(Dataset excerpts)
┄┄┄┄┄┄

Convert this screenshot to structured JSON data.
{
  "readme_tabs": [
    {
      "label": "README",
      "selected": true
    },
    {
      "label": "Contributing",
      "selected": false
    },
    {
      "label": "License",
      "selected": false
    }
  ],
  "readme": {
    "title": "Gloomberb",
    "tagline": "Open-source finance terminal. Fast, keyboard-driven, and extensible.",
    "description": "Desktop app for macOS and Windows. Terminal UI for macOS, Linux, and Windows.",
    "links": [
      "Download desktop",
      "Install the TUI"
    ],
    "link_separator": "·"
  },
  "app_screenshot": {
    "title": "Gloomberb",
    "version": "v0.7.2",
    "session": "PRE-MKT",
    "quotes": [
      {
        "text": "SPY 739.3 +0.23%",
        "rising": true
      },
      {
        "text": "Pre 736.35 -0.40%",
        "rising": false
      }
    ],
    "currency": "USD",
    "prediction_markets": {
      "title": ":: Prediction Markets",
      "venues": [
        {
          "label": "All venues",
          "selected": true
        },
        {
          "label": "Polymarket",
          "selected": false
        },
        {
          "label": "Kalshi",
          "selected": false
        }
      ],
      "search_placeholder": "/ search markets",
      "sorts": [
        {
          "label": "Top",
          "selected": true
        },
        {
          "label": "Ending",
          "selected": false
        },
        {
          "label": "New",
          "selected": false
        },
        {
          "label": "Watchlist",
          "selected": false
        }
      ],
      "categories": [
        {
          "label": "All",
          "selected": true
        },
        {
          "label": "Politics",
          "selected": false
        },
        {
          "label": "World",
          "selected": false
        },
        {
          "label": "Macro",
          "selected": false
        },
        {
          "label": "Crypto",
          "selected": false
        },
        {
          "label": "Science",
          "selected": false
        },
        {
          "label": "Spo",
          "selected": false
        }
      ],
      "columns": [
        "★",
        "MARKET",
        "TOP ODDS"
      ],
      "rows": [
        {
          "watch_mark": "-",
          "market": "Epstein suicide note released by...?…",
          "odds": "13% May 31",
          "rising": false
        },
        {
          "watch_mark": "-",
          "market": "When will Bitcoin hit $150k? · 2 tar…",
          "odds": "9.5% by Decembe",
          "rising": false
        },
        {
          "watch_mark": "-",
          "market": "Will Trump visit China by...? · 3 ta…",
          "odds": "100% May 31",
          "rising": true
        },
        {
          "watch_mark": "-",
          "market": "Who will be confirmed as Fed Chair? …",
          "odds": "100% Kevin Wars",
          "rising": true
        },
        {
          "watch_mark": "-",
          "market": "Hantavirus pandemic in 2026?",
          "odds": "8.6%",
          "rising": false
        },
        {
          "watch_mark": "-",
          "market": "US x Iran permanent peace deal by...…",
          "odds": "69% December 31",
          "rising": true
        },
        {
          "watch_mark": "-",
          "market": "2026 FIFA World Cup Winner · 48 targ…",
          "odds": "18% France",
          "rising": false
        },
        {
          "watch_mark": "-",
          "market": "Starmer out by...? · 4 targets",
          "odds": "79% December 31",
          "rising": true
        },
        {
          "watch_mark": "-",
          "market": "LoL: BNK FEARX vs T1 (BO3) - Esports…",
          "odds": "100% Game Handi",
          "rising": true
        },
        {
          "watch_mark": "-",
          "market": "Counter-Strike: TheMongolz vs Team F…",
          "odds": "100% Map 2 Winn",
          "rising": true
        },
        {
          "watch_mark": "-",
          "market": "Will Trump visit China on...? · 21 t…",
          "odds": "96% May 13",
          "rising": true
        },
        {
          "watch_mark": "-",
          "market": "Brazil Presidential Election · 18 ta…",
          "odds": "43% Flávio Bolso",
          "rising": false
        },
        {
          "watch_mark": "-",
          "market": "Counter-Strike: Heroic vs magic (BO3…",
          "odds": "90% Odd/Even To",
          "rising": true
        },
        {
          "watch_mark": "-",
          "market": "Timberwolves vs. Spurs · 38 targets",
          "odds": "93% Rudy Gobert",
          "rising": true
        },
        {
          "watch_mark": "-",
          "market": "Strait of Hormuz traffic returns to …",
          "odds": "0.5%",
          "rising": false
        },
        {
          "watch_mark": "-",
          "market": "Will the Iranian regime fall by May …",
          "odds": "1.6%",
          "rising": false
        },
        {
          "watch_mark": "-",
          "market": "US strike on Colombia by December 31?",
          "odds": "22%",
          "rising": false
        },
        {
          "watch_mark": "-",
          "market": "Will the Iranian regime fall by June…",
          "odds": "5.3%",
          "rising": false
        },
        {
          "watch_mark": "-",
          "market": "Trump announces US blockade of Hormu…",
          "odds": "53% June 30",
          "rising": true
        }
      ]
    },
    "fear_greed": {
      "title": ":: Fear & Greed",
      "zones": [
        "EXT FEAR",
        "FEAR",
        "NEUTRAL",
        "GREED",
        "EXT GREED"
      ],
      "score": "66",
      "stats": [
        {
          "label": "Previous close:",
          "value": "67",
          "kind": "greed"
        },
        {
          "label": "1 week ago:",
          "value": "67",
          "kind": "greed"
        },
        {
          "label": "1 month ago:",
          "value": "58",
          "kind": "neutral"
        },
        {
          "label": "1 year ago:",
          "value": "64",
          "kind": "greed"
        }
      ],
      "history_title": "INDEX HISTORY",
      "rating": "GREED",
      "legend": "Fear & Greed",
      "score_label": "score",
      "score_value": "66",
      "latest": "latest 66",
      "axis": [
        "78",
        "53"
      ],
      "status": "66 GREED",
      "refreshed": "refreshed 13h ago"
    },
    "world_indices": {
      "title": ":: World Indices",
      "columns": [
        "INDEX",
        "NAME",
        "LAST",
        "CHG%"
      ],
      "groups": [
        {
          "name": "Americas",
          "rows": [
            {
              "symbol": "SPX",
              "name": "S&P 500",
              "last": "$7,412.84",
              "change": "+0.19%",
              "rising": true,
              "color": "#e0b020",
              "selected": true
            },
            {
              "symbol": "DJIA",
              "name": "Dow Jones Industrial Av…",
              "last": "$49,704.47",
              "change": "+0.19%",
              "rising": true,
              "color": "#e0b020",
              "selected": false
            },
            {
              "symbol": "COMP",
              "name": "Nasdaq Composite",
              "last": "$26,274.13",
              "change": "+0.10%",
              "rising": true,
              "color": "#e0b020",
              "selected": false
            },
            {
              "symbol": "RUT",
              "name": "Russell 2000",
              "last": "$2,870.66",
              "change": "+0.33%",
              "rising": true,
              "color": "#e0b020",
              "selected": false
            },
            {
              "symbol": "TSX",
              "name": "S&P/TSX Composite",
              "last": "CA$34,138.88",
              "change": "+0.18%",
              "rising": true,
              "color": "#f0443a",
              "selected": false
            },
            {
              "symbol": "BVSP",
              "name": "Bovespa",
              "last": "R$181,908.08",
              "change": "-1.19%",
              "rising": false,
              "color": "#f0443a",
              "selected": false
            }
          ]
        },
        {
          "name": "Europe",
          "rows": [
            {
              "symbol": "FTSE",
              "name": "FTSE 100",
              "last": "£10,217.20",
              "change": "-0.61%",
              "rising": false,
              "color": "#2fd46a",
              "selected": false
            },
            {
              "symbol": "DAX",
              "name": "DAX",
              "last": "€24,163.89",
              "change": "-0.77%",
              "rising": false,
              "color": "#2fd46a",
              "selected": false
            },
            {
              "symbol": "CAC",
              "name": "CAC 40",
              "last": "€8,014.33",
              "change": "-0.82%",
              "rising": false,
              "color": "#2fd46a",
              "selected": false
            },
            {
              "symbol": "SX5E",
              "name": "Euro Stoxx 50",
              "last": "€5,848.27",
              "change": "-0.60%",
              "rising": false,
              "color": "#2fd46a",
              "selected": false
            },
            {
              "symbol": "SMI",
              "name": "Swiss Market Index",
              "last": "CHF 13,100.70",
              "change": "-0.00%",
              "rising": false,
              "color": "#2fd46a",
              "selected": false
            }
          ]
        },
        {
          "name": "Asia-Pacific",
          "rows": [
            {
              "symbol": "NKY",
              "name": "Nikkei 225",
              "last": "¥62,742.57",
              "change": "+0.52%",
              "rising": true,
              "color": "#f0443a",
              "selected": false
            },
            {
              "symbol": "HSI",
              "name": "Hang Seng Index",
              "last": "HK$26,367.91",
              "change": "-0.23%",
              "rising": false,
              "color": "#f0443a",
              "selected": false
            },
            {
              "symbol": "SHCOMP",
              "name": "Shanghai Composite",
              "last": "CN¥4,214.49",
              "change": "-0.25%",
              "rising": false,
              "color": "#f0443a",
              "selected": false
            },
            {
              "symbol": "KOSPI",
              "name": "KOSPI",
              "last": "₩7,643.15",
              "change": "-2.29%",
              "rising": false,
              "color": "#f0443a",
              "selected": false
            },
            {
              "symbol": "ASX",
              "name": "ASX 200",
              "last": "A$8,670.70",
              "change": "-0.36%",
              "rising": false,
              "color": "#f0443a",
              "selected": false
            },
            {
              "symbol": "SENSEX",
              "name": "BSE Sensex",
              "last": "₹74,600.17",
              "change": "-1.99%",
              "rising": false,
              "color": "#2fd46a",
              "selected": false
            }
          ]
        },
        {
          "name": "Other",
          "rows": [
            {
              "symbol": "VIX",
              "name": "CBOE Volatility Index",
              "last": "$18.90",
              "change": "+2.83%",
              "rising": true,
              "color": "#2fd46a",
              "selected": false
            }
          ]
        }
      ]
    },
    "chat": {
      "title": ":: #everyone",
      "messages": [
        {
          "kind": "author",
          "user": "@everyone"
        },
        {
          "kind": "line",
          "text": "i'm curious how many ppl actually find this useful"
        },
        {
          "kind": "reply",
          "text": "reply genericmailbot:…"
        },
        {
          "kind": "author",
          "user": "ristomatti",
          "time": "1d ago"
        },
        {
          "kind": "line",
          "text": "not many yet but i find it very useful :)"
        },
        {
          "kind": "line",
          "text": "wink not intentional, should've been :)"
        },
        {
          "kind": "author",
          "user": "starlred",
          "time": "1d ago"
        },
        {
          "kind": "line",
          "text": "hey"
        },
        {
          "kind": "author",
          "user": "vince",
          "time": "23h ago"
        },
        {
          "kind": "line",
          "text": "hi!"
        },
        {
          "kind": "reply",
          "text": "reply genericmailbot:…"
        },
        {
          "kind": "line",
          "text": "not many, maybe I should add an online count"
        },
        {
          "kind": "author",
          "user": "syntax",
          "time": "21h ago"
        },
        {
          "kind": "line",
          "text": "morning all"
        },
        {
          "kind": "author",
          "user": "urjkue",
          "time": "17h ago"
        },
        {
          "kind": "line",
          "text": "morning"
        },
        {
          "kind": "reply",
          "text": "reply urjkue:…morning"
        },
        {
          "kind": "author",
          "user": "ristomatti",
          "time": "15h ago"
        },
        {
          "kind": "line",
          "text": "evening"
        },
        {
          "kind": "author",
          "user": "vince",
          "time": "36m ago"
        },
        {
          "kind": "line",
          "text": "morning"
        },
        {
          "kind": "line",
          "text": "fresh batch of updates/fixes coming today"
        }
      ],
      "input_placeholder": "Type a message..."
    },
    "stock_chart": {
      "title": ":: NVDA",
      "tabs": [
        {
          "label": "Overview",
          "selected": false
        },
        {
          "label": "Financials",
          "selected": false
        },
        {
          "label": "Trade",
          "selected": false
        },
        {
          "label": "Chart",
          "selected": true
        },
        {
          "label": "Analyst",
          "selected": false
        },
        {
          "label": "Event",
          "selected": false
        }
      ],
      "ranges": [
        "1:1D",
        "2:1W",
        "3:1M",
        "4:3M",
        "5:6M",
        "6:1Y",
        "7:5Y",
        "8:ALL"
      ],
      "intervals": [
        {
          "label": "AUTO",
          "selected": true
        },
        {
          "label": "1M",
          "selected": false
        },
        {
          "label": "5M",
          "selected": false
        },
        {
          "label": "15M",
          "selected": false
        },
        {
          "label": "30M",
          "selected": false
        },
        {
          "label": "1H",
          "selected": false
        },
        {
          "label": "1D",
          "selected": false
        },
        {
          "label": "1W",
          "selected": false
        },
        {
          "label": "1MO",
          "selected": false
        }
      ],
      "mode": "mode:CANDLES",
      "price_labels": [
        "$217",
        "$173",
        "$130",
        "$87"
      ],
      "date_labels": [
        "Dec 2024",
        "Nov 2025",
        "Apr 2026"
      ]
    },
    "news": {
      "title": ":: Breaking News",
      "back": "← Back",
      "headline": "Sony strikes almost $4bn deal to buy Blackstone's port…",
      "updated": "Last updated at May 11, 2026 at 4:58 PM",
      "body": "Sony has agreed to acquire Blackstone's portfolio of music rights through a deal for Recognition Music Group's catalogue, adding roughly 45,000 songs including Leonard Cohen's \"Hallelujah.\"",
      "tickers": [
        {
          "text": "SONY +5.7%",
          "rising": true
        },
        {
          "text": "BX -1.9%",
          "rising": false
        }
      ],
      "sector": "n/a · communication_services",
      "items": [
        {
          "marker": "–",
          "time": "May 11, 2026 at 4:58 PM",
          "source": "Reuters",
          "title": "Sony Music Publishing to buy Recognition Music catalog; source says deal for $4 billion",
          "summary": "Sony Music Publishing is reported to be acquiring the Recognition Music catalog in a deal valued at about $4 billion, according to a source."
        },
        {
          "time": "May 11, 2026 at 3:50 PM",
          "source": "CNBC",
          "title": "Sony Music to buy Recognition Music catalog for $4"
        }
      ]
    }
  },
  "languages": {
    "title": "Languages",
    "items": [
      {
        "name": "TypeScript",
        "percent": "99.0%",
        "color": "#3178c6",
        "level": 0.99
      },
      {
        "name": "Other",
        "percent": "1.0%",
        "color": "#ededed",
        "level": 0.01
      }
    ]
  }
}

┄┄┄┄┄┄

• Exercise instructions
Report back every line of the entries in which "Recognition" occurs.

• Answer section
      "body": "Sony has agreed to acquire Blackstone's portfolio of music rights through a deal for Recognition Music Group's catalogue, adding roughly 45,000 songs including Leonard Cohen's \"Hallelujah.\"",
          "title": "Sony Music Publishing to buy Recognition Music catalog; source says deal for $4 billion",
          "summary": "Sony Music Publishing is reported to be acquiring the Recognition Music catalog in a deal valued at about $4 billion, according to a source."
          "title": "Sony Music to buy Recognition Music catalog for $4"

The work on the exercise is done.